What you are asked to do
All of the records must be restated exactly, with every line complete.

Records
■ ■ ■ ■

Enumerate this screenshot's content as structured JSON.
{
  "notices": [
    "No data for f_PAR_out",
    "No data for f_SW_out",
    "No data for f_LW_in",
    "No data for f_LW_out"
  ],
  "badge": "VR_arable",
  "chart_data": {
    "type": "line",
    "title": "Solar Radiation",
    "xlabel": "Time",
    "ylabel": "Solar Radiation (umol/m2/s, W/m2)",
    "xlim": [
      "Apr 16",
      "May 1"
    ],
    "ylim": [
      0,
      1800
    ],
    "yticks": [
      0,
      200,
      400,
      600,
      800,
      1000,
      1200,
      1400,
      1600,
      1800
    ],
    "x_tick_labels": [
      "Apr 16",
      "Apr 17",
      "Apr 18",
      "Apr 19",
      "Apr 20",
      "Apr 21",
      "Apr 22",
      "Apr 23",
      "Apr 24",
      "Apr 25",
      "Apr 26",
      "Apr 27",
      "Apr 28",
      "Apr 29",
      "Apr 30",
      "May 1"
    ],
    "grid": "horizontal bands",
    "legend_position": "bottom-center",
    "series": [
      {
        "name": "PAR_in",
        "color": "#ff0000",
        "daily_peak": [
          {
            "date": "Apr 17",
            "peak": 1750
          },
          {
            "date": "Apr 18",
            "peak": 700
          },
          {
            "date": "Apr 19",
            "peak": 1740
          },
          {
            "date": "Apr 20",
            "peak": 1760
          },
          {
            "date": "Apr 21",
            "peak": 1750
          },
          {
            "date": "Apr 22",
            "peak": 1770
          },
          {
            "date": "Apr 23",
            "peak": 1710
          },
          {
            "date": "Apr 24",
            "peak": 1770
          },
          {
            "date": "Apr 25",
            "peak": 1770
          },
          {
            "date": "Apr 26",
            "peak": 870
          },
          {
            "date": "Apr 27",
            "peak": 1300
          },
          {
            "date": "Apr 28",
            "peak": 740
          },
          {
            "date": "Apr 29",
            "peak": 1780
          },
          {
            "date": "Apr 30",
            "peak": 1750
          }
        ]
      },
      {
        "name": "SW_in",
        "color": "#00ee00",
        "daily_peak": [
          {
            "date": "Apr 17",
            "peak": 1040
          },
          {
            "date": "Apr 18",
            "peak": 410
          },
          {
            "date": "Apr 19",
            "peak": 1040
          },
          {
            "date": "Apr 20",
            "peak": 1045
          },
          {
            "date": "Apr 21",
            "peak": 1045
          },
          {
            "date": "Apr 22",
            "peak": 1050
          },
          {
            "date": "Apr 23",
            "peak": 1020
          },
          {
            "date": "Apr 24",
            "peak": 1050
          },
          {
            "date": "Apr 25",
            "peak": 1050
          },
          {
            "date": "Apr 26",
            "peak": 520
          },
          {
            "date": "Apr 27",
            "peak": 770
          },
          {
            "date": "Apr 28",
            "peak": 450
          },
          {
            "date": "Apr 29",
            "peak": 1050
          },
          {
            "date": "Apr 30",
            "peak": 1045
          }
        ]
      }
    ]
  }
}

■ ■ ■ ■

Answer space
Enumerate this screenshot's content as structured JSON.
{
  "notices": [
    "No data for f_PAR_out",
    "No data for f_SW_out",
    "No data for f_LW_in",
    "No data for f_LW_out"
  ],
  "badge": "VR_arable",
  "chart_data": {
    "type": "line",
    "title": "Solar Radiation",
    "xlabel": "Time",
    "ylabel": "Solar Radiation (umol/m2/s, W/m2)",
    "xlim": [
      "Apr 16",
      "May 1"
    ],
    "ylim": [
      0,
      1800
    ],
    "yticks": [
      0,
      200,
      400,
      600,
      800,
      1000,
      1200,
      1400,
      1600,
      1800
    ],
    "x_tick_labels": [
      "Apr 16",
      "Apr 17",
      "Apr 18",
      "Apr 19",
      "Apr 20",
      "Apr 21",
      "Apr 22",
      "Apr 23",
      "Apr 24",
      "Apr 25",
      "Apr 26",
      "Apr 27",
      "Apr 28",
      "Apr 29",
      "Apr 30",
      "May 1"
    ],
    "grid": "horizontal bands",
    "legend_position": "bottom-center",
    "series": [
      {
        "name": "PAR_in",
        "color": "#ff0000",
        "daily_peak": [
          {
            "date": "Apr 17",
            "peak": 1750
          },
          {
            "date": "Apr 18",
            "peak": 700
          },
          {
            "date": "Apr 19",
            "peak": 1740
          },
          {
            "date": "Apr 20",
            "peak": 1760
          },
          {
            "date": "Apr 21",
            "peak": 1750
          },
          {
            "date": "Apr 22",
            "peak": 1770
          },
          {
            "date": "Apr 23",
            "peak": 1710
          },
          {
            "date": "Apr 24",
            "peak": 1770
          },
          {
            "date": "Apr 25",
            "peak": 1770
          },
          {
            "date": "Apr 26",
            "peak": 870
          },
          {
            "date": "Apr 27",
            "peak": 1300
          },
          {
            "date": "Apr 28",
            "peak": 740
          },
          {
            "date": "Apr 29",
            "peak": 1780
          },
          {
            "date": "Apr 30",
            "peak": 1750
          }
        ]
      },
      {
        "name": "SW_in",
        "color": "#00ee00",
        "daily_peak": [
          {
            "date": "Apr 17",
            "peak": 1040
          },
          {
            "date": "Apr 18",
            "peak": 410
          },
          {
            "date": "Apr 19",
            "peak": 1040
          },
          {
            "date": "Apr 20",
            "peak": 1045
          },
          {
            "date": "Apr 21",
            "peak": 1045
          },
          {
            "date": "Apr 22",
            "peak": 1050
          },
          {
            "date": "Apr 23",
            "peak": 1020
          },
          {
            "date": "Apr 24",
            "peak": 1050
          },
          {
            "date": "Apr 25",
            "peak": 1050
          },
          {
            "date": "Apr 26",
            "peak": 520
          },
          {
            "date": "Apr 27",
            "peak": 770
          },
          {
            "date": "Apr 28",
            "peak": 450
          },
          {
            "date": "Apr 29",
            "peak": 1050
          },
          {
            "date": "Apr 30",
            "peak": 1045
          }
        ]
      }
    ]
  }
}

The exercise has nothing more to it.